(Show notes for “Grendel: Part 5 – The Incubation Years.”)
Gobbledygeek episode 285, “I Ain’t Afraid of No Girls,” is available for listening or download right here and on iTunes here.
Can you dislike Paul Feig’s Ghostbusters reboot without being a woman-hating, frothing-at-the-mouth MRA cave troll? Well, Paul and Arlo sure hope so. While championing the concept of a female-led Ghostbusters movie and praising the comic abilities of the girls in gray–Kristen Wiig, Melissa McCarthy, Kate McKinnon, and Leslie Jones–the boys deconstruct the problems not just with this film but modern mainstream comedies in general. They also dig into how this film’s story breaks the mold set by the original movies, its attempts at social commentary, and its action- and CGI-stuffed climax. Plus, Paul delves into Stranger Things and reminds us he used to train Pokémon.
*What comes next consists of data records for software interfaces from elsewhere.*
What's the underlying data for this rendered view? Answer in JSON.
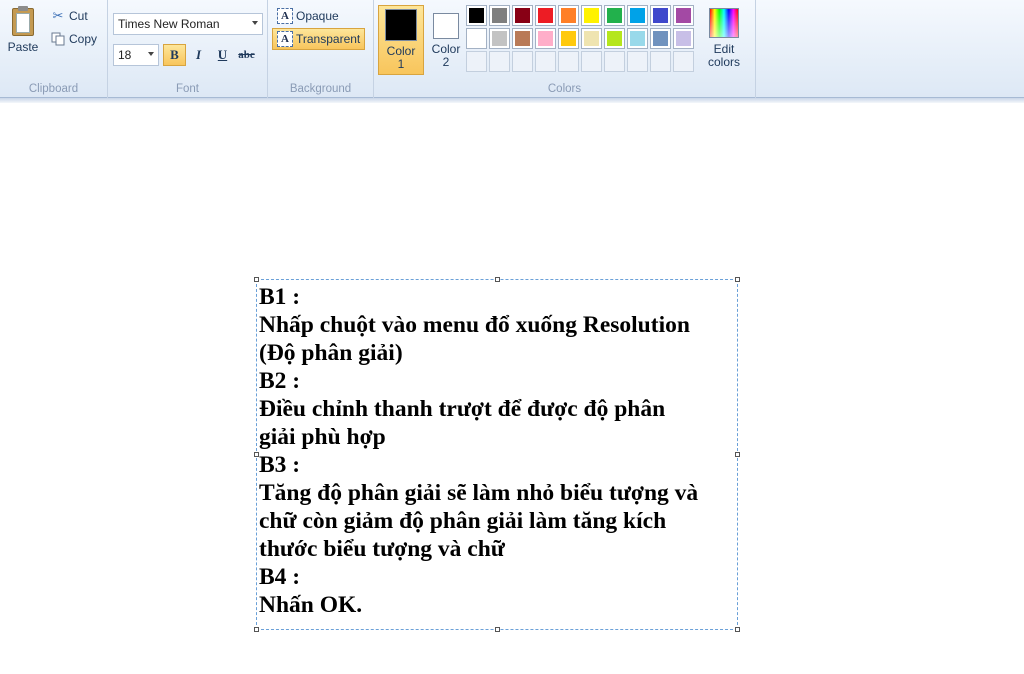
{
  "clipboard": {
    "paste_label": "Paste",
    "cut_label": "Cut",
    "copy_label": "Copy",
    "group_label": "Clipboard"
  },
  "font": {
    "family": "Times New Roman",
    "size": "18",
    "bold_label": "B",
    "italic_label": "I",
    "underline_label": "U",
    "strike_label": "abc",
    "bold_active": true,
    "group_label": "Font"
  },
  "background": {
    "opaque_label": "Opaque",
    "transparent_label": "Transparent",
    "selected": "Transparent",
    "group_label": "Background"
  },
  "colors": {
    "color1_label_a": "Color",
    "color1_label_b": "1",
    "color2_label_a": "Color",
    "color2_label_b": "2",
    "color1": "#000000",
    "color2": "#ffffff",
    "edit_label_a": "Edit",
    "edit_label_b": "colors",
    "group_label": "Colors",
    "palette_row1": [
      "#000000",
      "#7f7f7f",
      "#880015",
      "#ed1c24",
      "#ff7f27",
      "#fff200",
      "#22b14c",
      "#00a2e8",
      "#3f48cc",
      "#a349a4"
    ],
    "palette_row2": [
      "#ffffff",
      "#c3c3c3",
      "#b97a57",
      "#ffaec9",
      "#ffc90e",
      "#efe4b0",
      "#b5e61d",
      "#99d9ea",
      "#7092be",
      "#c8bfe7"
    ]
  },
  "canvas": {
    "lines": [
      "B1 :",
      "Nhấp chuột vào menu đổ xuống Resolution",
      "(Độ phân giải)",
      "B2 :",
      "Điều chỉnh thanh trượt để được độ phân",
      "giải phù hợp",
      "B3 :",
      "Tăng độ phân giải sẽ làm nhỏ biểu tượng và",
      "chữ còn giảm độ phân giải làm tăng kích",
      "thước biểu tượng và chữ",
      "B4 :",
      "Nhấn OK."
    ]
  }
}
Next: it’s Grendel time again, which means it’s time for us to badger you–or anyone!–to read along with us. Our Four-Color Flashback exploration of Matt Wagner’s epic tale continues with “The Incubation Years,” collected in Grendel Omnibus: Vol. 3 – Orion’s Reign, pp. 10-112.
(Show notes for “I Ain’t Afraid of No Girls.”)